Brian Framstead, who made headlines last year when he killed his girlfriend and set himself on fire, so passionately needed a happy, stable family life that he murdered the young woman because she broke off their relationship, a prosecutor told jurors Thursday.
His face and head covered with burn scars, Framstead stared blankly ahead as lawyers sketched conflicting portraits of him on the opening day of his trial in Orange County Superior Court.
In one, the 30-year-old cabinetmaker was a coolheaded murderer, stalking and shooting Tammy Davis, 19, the mother of his child, because she denied him the family life he had never known as a child.

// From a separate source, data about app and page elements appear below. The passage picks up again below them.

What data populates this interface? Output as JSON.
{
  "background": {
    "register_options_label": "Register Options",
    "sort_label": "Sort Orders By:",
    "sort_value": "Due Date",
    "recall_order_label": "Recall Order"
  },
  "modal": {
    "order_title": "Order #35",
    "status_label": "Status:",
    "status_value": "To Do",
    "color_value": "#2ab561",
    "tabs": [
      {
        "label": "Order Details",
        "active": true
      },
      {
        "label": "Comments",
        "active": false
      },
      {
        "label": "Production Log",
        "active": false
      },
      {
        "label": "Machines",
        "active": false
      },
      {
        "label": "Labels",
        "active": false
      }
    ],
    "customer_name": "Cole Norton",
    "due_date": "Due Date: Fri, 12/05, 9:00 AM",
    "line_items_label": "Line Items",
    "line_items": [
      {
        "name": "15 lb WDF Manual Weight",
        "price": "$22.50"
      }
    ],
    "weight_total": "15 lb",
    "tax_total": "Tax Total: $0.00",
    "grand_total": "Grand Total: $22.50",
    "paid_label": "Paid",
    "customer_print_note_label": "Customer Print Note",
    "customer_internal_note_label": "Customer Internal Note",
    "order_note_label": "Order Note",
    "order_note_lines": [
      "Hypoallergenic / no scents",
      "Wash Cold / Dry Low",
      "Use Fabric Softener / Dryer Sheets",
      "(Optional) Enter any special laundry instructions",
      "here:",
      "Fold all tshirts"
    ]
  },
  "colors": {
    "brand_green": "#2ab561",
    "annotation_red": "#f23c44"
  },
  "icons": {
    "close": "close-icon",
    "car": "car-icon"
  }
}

In the other, Framstead was a jilted lover who wanted only to explain the depth of his despair before committing suicide in front of Davis, but who unwittingly became a killer when the gun accidentally went off.

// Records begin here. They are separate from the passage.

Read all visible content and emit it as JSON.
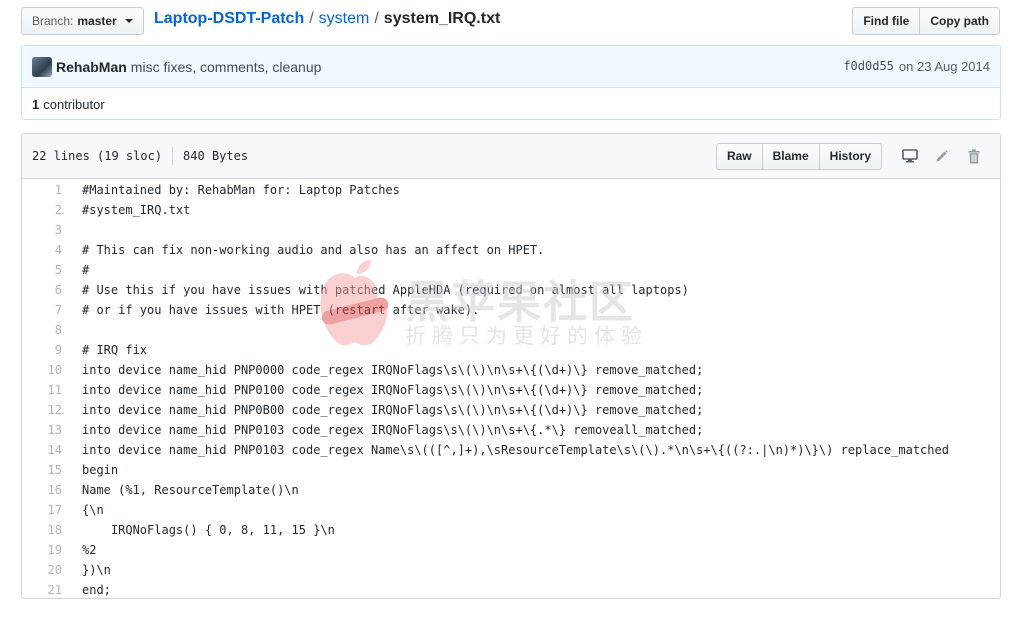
{
  "branch": {
    "label": "Branch:",
    "value": "master"
  },
  "breadcrumb": {
    "repo": "Laptop-DSDT-Patch",
    "sep1": "/",
    "dir": "system",
    "sep2": "/",
    "file": "system_IRQ.txt"
  },
  "header_buttons": {
    "find_file": "Find file",
    "copy_path": "Copy path"
  },
  "commit": {
    "author": "RehabMan",
    "message": "misc fixes, comments, cleanup",
    "sha": "f0d0d55",
    "date": "on 23 Aug 2014",
    "contributors_count": "1",
    "contributors_label": "contributor"
  },
  "file": {
    "lines_info": "22 lines (19 sloc)",
    "size": "840 Bytes",
    "buttons": {
      "raw": "Raw",
      "blame": "Blame",
      "history": "History"
    },
    "icons": [
      "desktop-icon",
      "pencil-icon",
      "trash-icon"
    ],
    "lines": [
      "#Maintained by: RehabMan for: Laptop Patches",
      "#system_IRQ.txt",
      "",
      "# This can fix non-working audio and also has an affect on HPET.",
      "#",
      "# Use this if you have issues with patched AppleHDA (required on almost all laptops)",
      "# or if you have issues with HPET (restart after wake).",
      "",
      "# IRQ fix",
      "into device name_hid PNP0000 code_regex IRQNoFlags\\s\\(\\)\\n\\s+\\{(\\d+)\\} remove_matched;",
      "into device name_hid PNP0100 code_regex IRQNoFlags\\s\\(\\)\\n\\s+\\{(\\d+)\\} remove_matched;",
      "into device name_hid PNP0B00 code_regex IRQNoFlags\\s\\(\\)\\n\\s+\\{(\\d+)\\} remove_matched;",
      "into device name_hid PNP0103 code_regex IRQNoFlags\\s\\(\\)\\n\\s+\\{.*\\} removeall_matched;",
      "into device name_hid PNP0103 code_regex Name\\s\\(([^,]+),\\sResourceTemplate\\s\\(\\).*\\n\\s+\\{((?:.|\\n)*)\\}\\) replace_matched",
      "begin",
      "Name (%1, ResourceTemplate()\\n",
      "{\\n",
      "    IRQNoFlags() { 0, 8, 11, 15 }\\n",
      "%2",
      "})\\n",
      "end;"
    ]
  },
  "watermark": {
    "title": "黑苹果社区",
    "subtitle": "折腾只为更好的体验",
    "logo_text": "macOS"
  },
  "colors": {
    "link": "#0366d6",
    "commit_bg": "#f1f8ff",
    "commit_border": "#c8e1ff",
    "line_number": "#b1b5ba"
  }
}
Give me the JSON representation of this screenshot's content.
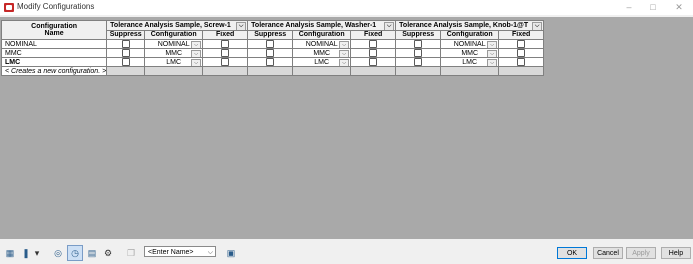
{
  "window": {
    "title": "Modify Configurations"
  },
  "grid": {
    "name_header": "Configuration\nName",
    "parts": [
      {
        "name": "Tolerance Analysis Sample, Screw-1"
      },
      {
        "name": "Tolerance Analysis Sample, Washer-1"
      },
      {
        "name": "Tolerance Analysis Sample, Knob-1@T"
      }
    ],
    "sub_headers": {
      "suppress": "Suppress",
      "configuration": "Configuration",
      "fixed": "Fixed"
    },
    "rows": [
      {
        "name": "NOMINAL",
        "configs": [
          "NOMINAL",
          "NOMINAL",
          "NOMINAL"
        ]
      },
      {
        "name": "MMC",
        "configs": [
          "MMC",
          "MMC",
          "MMC"
        ]
      },
      {
        "name": "LMC",
        "configs": [
          "LMC",
          "LMC",
          "LMC"
        ]
      }
    ],
    "new_row_label": "< Creates a new configuration. >"
  },
  "toolbar": {
    "icons": [
      "table-icon",
      "parameters-icon",
      "dropdown-arrow-icon",
      "globe-icon",
      "clock-icon",
      "sheet-icon",
      "gear-icon",
      "copy-icon",
      "view-icon"
    ],
    "combo_value": "<Enter Name>"
  },
  "buttons": {
    "ok": "OK",
    "cancel": "Cancel",
    "apply": "Apply",
    "help": "Help"
  },
  "colors": {
    "grid_background": "#a9a9a9",
    "app_icon": "#c62828",
    "ok_border": "#0078d7"
  }
}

Framstead faces 30 years to life in prison if convicted of using a gun in a premeditated murder. The trial is expected to last one to two weeks.
In his opening statement, defense attorney Christian R. Jensen did not dispute that Framstead shot Davis but insisted that he lacked the intent to harm her. Deputy Dist. Atty. Christopher J. Evans disagreed, saying Framstead became “obsessed” with Davis and set out to kill her, carrying a loaded gun and a pair of handcuffs when he hid in her car in Huntington Beach on the night of Jan. 5, 1990.
Curiously, both the prosecution and the defense will rely on the same two handwritten letters to try to convince jurors of Framstead’s criminal intent, or the lack of it. In one, dated Jan. 1, 1990, Framstead describes the ups and downs of the couple’s stormy relationship and details his sorrow over its breakup.
“Now my heart is aching and it won’t stop,” Framstead wrote. ". . . I know now that there is only one thing to do. I know that I will never love anyone as I do Tammy . . . yet I do not want to spend the rest of my life alone.”
It concludes: “Please forgive me.”
In an earlier, undated draft of the letter, Framstead spoke of the couple’s now-ruined future plans, saying bitterly: “If it was going to be like this, I wish she would have never come back into my life.” He said he believed that he did not deserve to “have my feelings treated like this” and insisted that he was “not that bad of a person.”
Evans noted that Framstead had threatened Davis before. In April, 1989, soon after they had split up, Framstead displayed a gun to force Davis to discuss their relationship. He later pleaded guilty to brandishing a weapon and was set to begin a six-month term in county jail on Jan. 7, 1990.
Since meeting at a Garden Grove bowling alley where they both worked, the pair had an on-again, off-again relationship, both lawyers said. But the two attorneys cast the affair’s history differently.
Jensen described how the two “got along lovingly” at first and “showered” each other with gifts and flowers, taking parenting classes together when Davis was pregnant. When Davis took their daughter and moved out, Framstead was “left with nothing and no one,” Jensen said.
Framstead even attempted suicide once but couldn’t figure out how to deactivate the weapon’s safety mechanism, Jensen said. Framstead’s brother later found him in a closet, “cowering” under a pile of clothes, the attorney said.
Because of that botched attempt, Framstead was determined to succeed that night of Jan. 5, Jensen told jurors. He took a shotgun, as many prescription drugs as he could gather, a pair of handcuffs and a 5-gallon can of gasoline. If the pills and gun didn’t work, Framstead planned to set himself on fire, cuffing himself to the steering wheel, Jensen said.
That night, after a couple of weeks of a reunited relationship with Davis that had then soured again, Framstead hid in Davis’ car while she worked as a waitress at Bob’s Big Boy. He wanted to make her listen to how much pain she had caused him, Jensen said. Once she got in the car, Framstead kept the gun cocked, pointed at his own face, Jensen said.
But Jensen said the plan went awry when Davis panicked and leaped from the car, running to a stranger’s doorstep to seek help. Framstead followed her with the gun. Turning, he accidentally struck her with the barrel of the cocked gun and it went off, Jensen said.
Evans’ version was different. The woman who lived at that house will testify, he said, that she heard Davis scream, “Help me! Help me!” and rattle the doorknob, trying to get in, and then, “Oh, God.” The woman heard two voices arguing: the man’s, cool and calm, and the woman’s, hysterical, Evans said. Then, she heard Davis scream, “No! No! No!” and a single shot.
The shot was fired at very close range from above, as Framstead stood over Davis, Evans said. Just before the gun fired, he said, Davis turned away, her hands cupped in front of her face. She was found slumped against the front door.
Framstead drove toward Victorville, leading law enforcement officials in a chase after he was located the next day. As they closed in on him, he doused himself with gasoline and lit a match. He screamed at officers to leave him in the car, but they dragged him out, burning, and saved his life, Jensen said.
Framstead spent months in the hospital, recovering from burns all over his body.